WHAT YOU HAVE TO DO →
Word for word, restate every entry shown below.

[SOURCE INFORMATION Boundary: Start]

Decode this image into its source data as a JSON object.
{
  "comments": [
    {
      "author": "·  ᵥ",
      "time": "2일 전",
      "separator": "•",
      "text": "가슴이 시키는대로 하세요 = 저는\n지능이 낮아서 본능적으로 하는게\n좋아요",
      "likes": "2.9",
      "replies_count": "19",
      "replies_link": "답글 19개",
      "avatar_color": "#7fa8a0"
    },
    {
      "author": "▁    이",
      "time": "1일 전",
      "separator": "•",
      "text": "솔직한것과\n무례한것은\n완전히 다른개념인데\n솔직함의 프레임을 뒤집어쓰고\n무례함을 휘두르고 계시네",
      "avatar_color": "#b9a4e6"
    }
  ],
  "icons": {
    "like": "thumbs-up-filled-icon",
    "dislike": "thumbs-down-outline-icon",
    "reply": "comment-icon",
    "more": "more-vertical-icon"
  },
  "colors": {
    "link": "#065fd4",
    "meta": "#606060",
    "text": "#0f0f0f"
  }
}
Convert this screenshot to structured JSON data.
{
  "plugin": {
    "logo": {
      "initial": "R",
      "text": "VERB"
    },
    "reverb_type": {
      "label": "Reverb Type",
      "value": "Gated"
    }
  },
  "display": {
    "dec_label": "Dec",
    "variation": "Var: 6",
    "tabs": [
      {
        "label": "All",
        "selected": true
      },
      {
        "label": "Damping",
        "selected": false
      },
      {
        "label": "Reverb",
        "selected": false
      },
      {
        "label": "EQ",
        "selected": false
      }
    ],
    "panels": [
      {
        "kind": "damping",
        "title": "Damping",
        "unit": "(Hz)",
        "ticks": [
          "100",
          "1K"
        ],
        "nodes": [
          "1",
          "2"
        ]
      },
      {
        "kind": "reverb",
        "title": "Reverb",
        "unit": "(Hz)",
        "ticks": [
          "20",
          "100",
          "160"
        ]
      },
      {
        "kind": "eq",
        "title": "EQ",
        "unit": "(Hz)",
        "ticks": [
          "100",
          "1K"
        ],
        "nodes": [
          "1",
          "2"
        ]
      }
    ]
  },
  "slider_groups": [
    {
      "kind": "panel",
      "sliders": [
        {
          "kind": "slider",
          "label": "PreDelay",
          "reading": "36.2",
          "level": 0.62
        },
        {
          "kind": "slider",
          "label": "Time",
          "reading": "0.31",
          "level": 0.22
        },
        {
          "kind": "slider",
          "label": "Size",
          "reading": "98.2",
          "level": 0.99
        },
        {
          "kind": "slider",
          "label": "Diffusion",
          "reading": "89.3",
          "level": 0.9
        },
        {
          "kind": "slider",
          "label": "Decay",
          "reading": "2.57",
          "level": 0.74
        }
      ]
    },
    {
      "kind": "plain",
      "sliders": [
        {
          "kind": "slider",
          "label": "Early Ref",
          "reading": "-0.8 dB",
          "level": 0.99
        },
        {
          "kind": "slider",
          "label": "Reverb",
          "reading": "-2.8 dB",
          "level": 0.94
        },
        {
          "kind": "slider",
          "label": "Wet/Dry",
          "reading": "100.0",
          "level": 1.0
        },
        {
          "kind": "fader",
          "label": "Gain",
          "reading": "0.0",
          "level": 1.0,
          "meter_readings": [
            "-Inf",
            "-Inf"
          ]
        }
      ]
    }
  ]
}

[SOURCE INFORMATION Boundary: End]

YOUR RESPONSE →
Decode this image into its source data as a JSON object.
{
  "comments": [
    {
      "author": "·  ᵥ",
      "time": "2일 전",
      "separator": "•",
      "text": "가슴이 시키는대로 하세요 = 저는\n지능이 낮아서 본능적으로 하는게\n좋아요",
      "likes": "2.9",
      "replies_count": "19",
      "replies_link": "답글 19개",
      "avatar_color": "#7fa8a0"
    },
    {
      "author": "▁    이",
      "time": "1일 전",
      "separator": "•",
      "text": "솔직한것과\n무례한것은\n완전히 다른개념인데\n솔직함의 프레임을 뒤집어쓰고\n무례함을 휘두르고 계시네",
      "avatar_color": "#b9a4e6"
    }
  ],
  "icons": {
    "like": "thumbs-up-filled-icon",
    "dislike": "thumbs-down-outline-icon",
    "reply": "comment-icon",
    "more": "more-vertical-icon"
  },
  "colors": {
    "link": "#065fd4",
    "meta": "#606060",
    "text": "#0f0f0f"
  }
}
Convert this screenshot to structured JSON data.
{
  "plugin": {
    "logo": {
      "initial": "R",
      "text": "VERB"
    },
    "reverb_type": {
      "label": "Reverb Type",
      "value": "Gated"
    }
  },
  "display": {
    "dec_label": "Dec",
    "variation": "Var: 6",
    "tabs": [
      {
        "label": "All",
        "selected": true
      },
      {
        "label": "Damping",
        "selected": false
      },
      {
        "label": "Reverb",
        "selected": false
      },
      {
        "label": "EQ",
        "selected": false
      }
    ],
    "panels": [
      {
        "kind": "damping",
        "title": "Damping",
        "unit": "(Hz)",
        "ticks": [
          "100",
          "1K"
        ],
        "nodes": [
          "1",
          "2"
        ]
      },
      {
        "kind": "reverb",
        "title": "Reverb",
        "unit": "(Hz)",
        "ticks": [
          "20",
          "100",
          "160"
        ]
      },
      {
        "kind": "eq",
        "title": "EQ",
        "unit": "(Hz)",
        "ticks": [
          "100",
          "1K"
        ],
        "nodes": [
          "1",
          "2"
        ]
      }
    ]
  },
  "slider_groups": [
    {
      "kind": "panel",
      "sliders": [
        {
          "kind": "slider",
          "label": "PreDelay",
          "reading": "36.2",
          "level": 0.62
        },
        {
          "kind": "slider",
          "label": "Time",
          "reading": "0.31",
          "level": 0.22
        },
        {
          "kind": "slider",
          "label": "Size",
          "reading": "98.2",
          "level": 0.99
        },
        {
          "kind": "slider",
          "label": "Diffusion",
          "reading": "89.3",
          "level": 0.9
        },
        {
          "kind": "slider",
          "label": "Decay",
          "reading": "2.57",
          "level": 0.74
        }
      ]
    },
    {
      "kind": "plain",
      "sliders": [
        {
          "kind": "slider",
          "label": "Early Ref",
          "reading": "-0.8 dB",
          "level": 0.99
        },
        {
          "kind": "slider",
          "label": "Reverb",
          "reading": "-2.8 dB",
          "level": 0.94
        },
        {
          "kind": "slider",
          "label": "Wet/Dry",
          "reading": "100.0",
          "level": 1.0
        },
        {
          "kind": "fader",
          "label": "Gain",
          "reading": "0.0",
          "level": 1.0,
          "meter_readings": [
            "-Inf",
            "-Inf"
          ]
        }
      ]
    }
  ]
}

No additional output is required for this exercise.